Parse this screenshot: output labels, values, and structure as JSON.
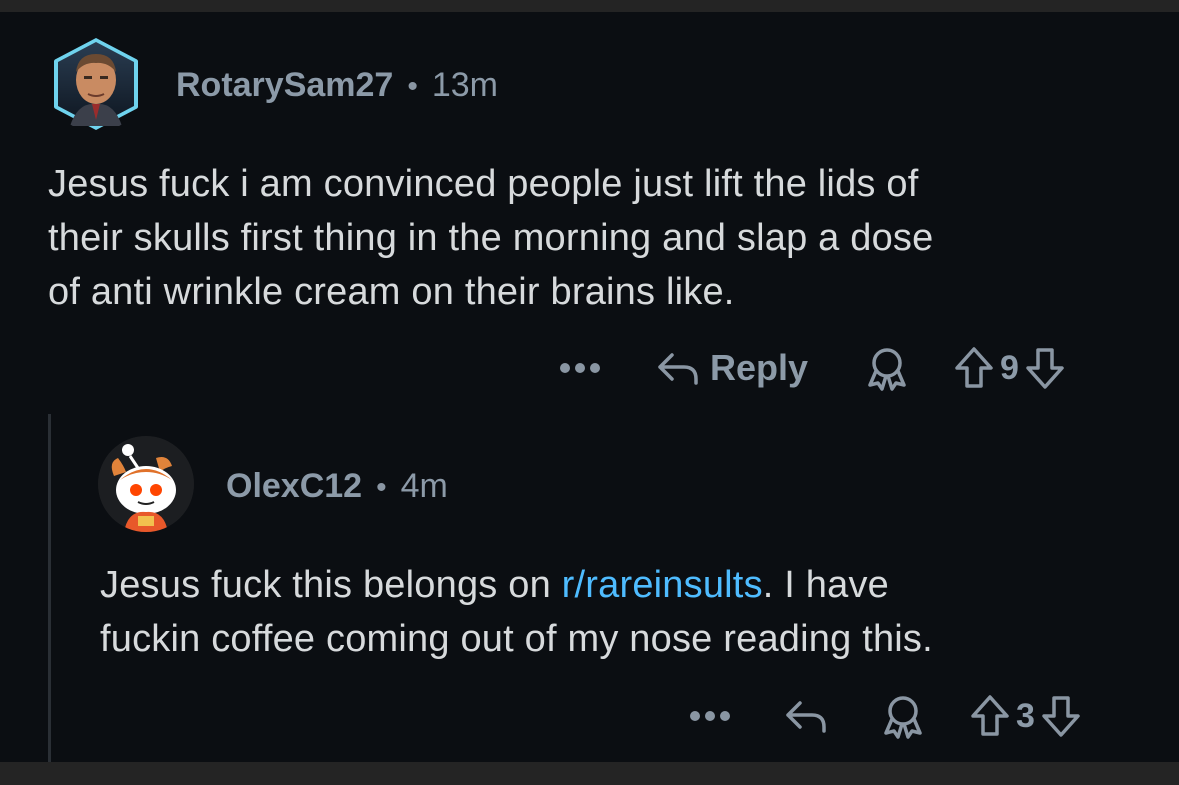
{
  "comments": [
    {
      "username": "RotarySam27",
      "separator": "•",
      "time": "13m",
      "body_lines": [
        "Jesus fuck i am convinced people just lift the lids of",
        "their skulls first thing in the morning and slap a dose",
        "of anti wrinkle cream on their brains like."
      ],
      "actions": {
        "more": "•••",
        "reply_label": "Reply",
        "vote_count": "9"
      },
      "icons": [
        "more-icon",
        "reply-icon",
        "award-icon",
        "upvote-icon",
        "downvote-icon"
      ]
    },
    {
      "username": "OlexC12",
      "separator": "•",
      "time": "4m",
      "body_prefix": "Jesus fuck this belongs on ",
      "body_link": "r/rareinsults",
      "body_suffix": ". I have",
      "body_line2": "fuckin coffee coming out of my nose reading this.",
      "actions": {
        "more": "•••",
        "vote_count": "3"
      },
      "icons": [
        "more-icon",
        "reply-icon",
        "award-icon",
        "upvote-icon",
        "downvote-icon"
      ]
    }
  ],
  "colors": {
    "background": "#0b0e12",
    "text": "#d7dadc",
    "meta": "#8c9aa8",
    "link": "#4fbcff"
  }
}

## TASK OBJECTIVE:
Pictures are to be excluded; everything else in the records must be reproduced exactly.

## TASK RESULT:
Parse this screenshot: output labels, values, and structure as JSON.
{
  "comments": [
    {
      "username": "RotarySam27",
      "separator": "•",
      "time": "13m",
      "body_lines": [
        "Jesus fuck i am convinced people just lift the lids of",
        "their skulls first thing in the morning and slap a dose",
        "of anti wrinkle cream on their brains like."
      ],
      "actions": {
        "more": "•••",
        "reply_label": "Reply",
        "vote_count": "9"
      },
      "icons": [
        "more-icon",
        "reply-icon",
        "award-icon",
        "upvote-icon",
        "downvote-icon"
      ]
    },
    {
      "username": "OlexC12",
      "separator": "•",
      "time": "4m",
      "body_prefix": "Jesus fuck this belongs on ",
      "body_link": "r/rareinsults",
      "body_suffix": ". I have",
      "body_line2": "fuckin coffee coming out of my nose reading this.",
      "actions": {
        "more": "•••",
        "vote_count": "3"
      },
      "icons": [
        "more-icon",
        "reply-icon",
        "award-icon",
        "upvote-icon",
        "downvote-icon"
      ]
    }
  ],
  "colors": {
    "background": "#0b0e12",
    "text": "#d7dadc",
    "meta": "#8c9aa8",
    "link": "#4fbcff"
  }
}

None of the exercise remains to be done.